▸ **TASK DESCRIPTION**
Pull out every line below containing the word "JSON".

▸ **RECORDS FOR THE TASK**
[Start of section]

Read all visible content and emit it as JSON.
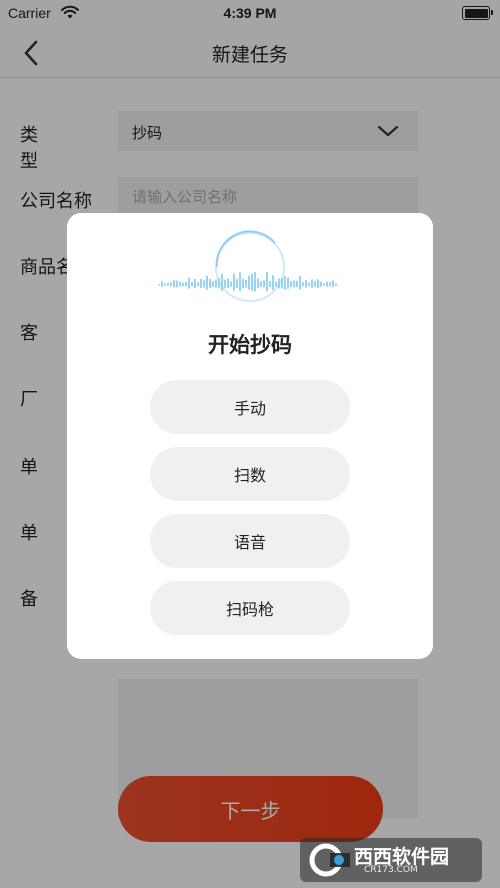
{
  "status_bar": {
    "carrier": "Carrier",
    "time": "4:39 PM",
    "wifi_icon": "wifi-icon",
    "battery_icon": "battery-icon"
  },
  "nav": {
    "back_icon": "chevron-left-icon",
    "title": "新建任务"
  },
  "form": {
    "type": {
      "label": "类型",
      "value": "抄码"
    },
    "company": {
      "label": "公司名称",
      "placeholder": "请输入公司名称"
    },
    "rows": [
      {
        "label": "商品名"
      },
      {
        "label": "客"
      },
      {
        "label": "厂"
      },
      {
        "label": "单"
      },
      {
        "label": "单"
      },
      {
        "label": "备"
      }
    ],
    "next_label": "下一步"
  },
  "dialog": {
    "title": "开始抄码",
    "options": [
      "手动",
      "扫数",
      "语音",
      "扫码枪"
    ]
  },
  "watermark": {
    "text": "西西软件园",
    "sub": "CR173.COM"
  },
  "colors": {
    "accent": "#E9472A",
    "waveform": "#7EC8F0"
  }
}
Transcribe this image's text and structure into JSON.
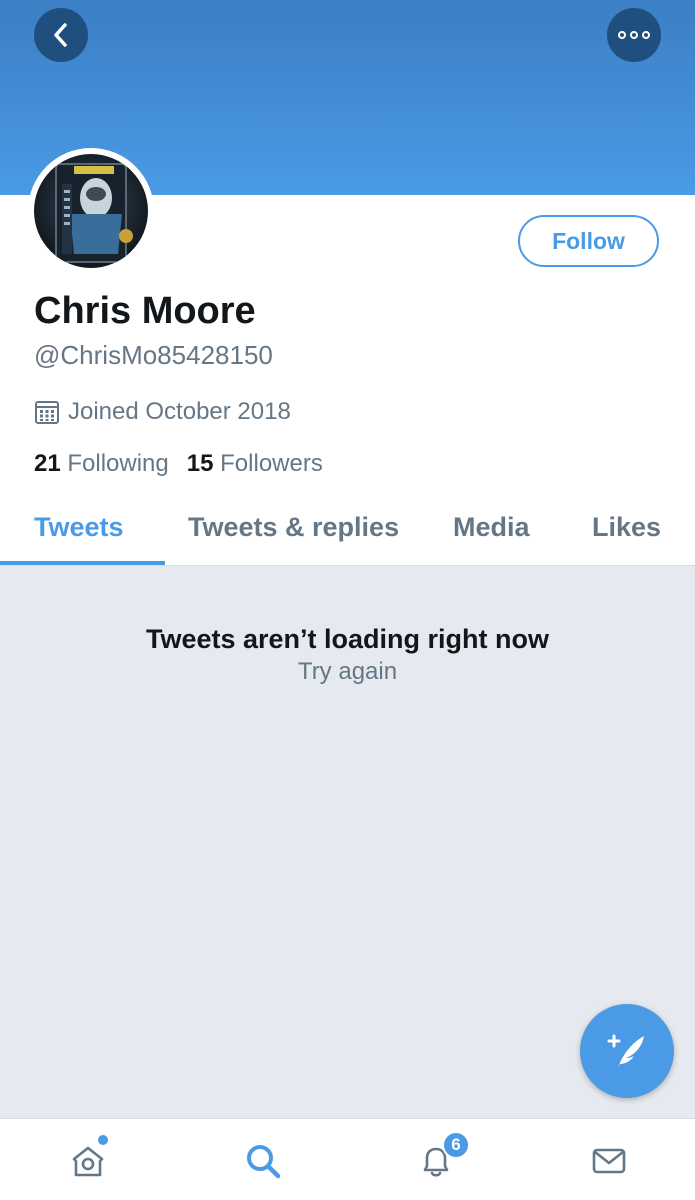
{
  "header": {
    "back_icon": "chevron-left-icon",
    "more_icon": "more-horizontal-icon"
  },
  "profile": {
    "name": "Chris Moore",
    "handle": "@ChrisMo85428150",
    "joined": "Joined October 2018",
    "following_count": "21",
    "following_label": "Following",
    "followers_count": "15",
    "followers_label": "Followers",
    "follow_label": "Follow"
  },
  "tabs": [
    {
      "label": "Tweets",
      "active": true
    },
    {
      "label": "Tweets & replies",
      "active": false
    },
    {
      "label": "Media",
      "active": false
    },
    {
      "label": "Likes",
      "active": false
    }
  ],
  "feed": {
    "error_title": "Tweets aren’t loading right now",
    "retry_label": "Try again"
  },
  "tabbar": {
    "items": [
      "home-icon",
      "search-icon",
      "notifications-icon",
      "messages-icon"
    ],
    "notification_badge": "6"
  },
  "colors": {
    "accent": "#4a9ae6",
    "banner_top": "#3b7fc4",
    "feed_background": "#e6e9ef",
    "secondary_text": "#657786"
  }
}
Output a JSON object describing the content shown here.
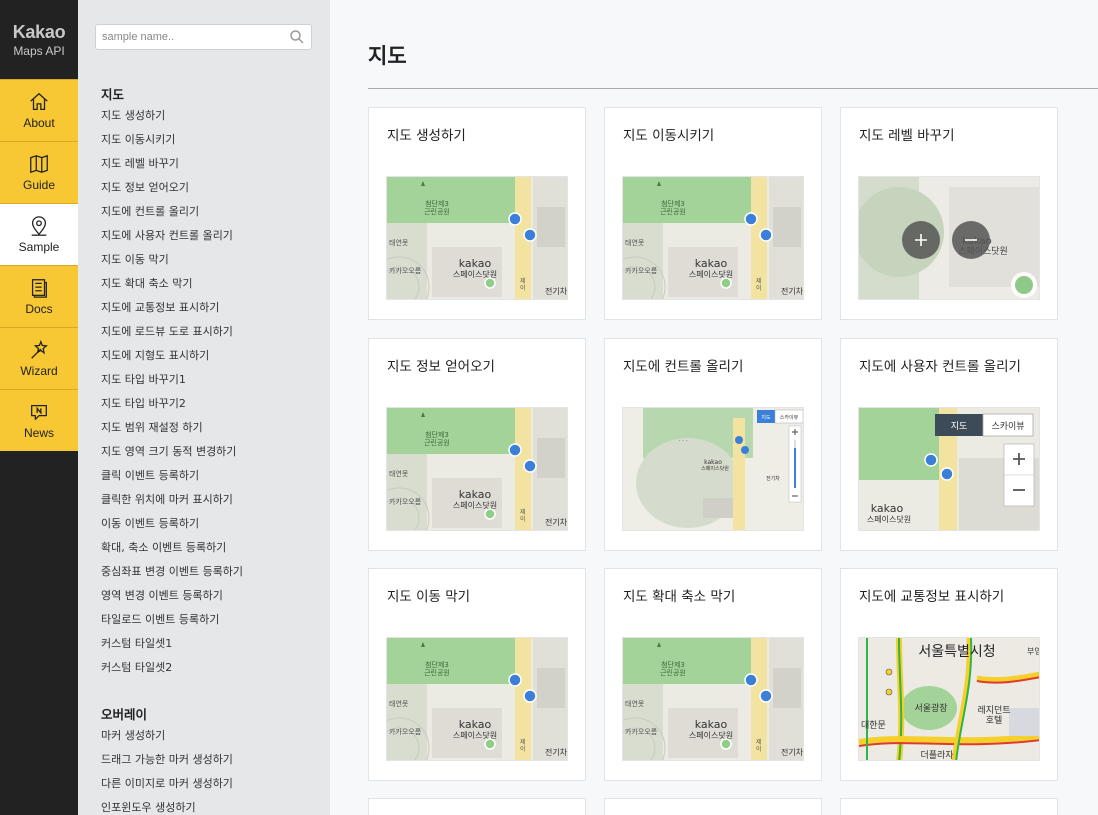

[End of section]

▸ **YOUR RESPONSE**
Read all visible content and emit it as JSON.
Transcribe this image's text and structure into JSON.
Output a JSON object describing the content shown here.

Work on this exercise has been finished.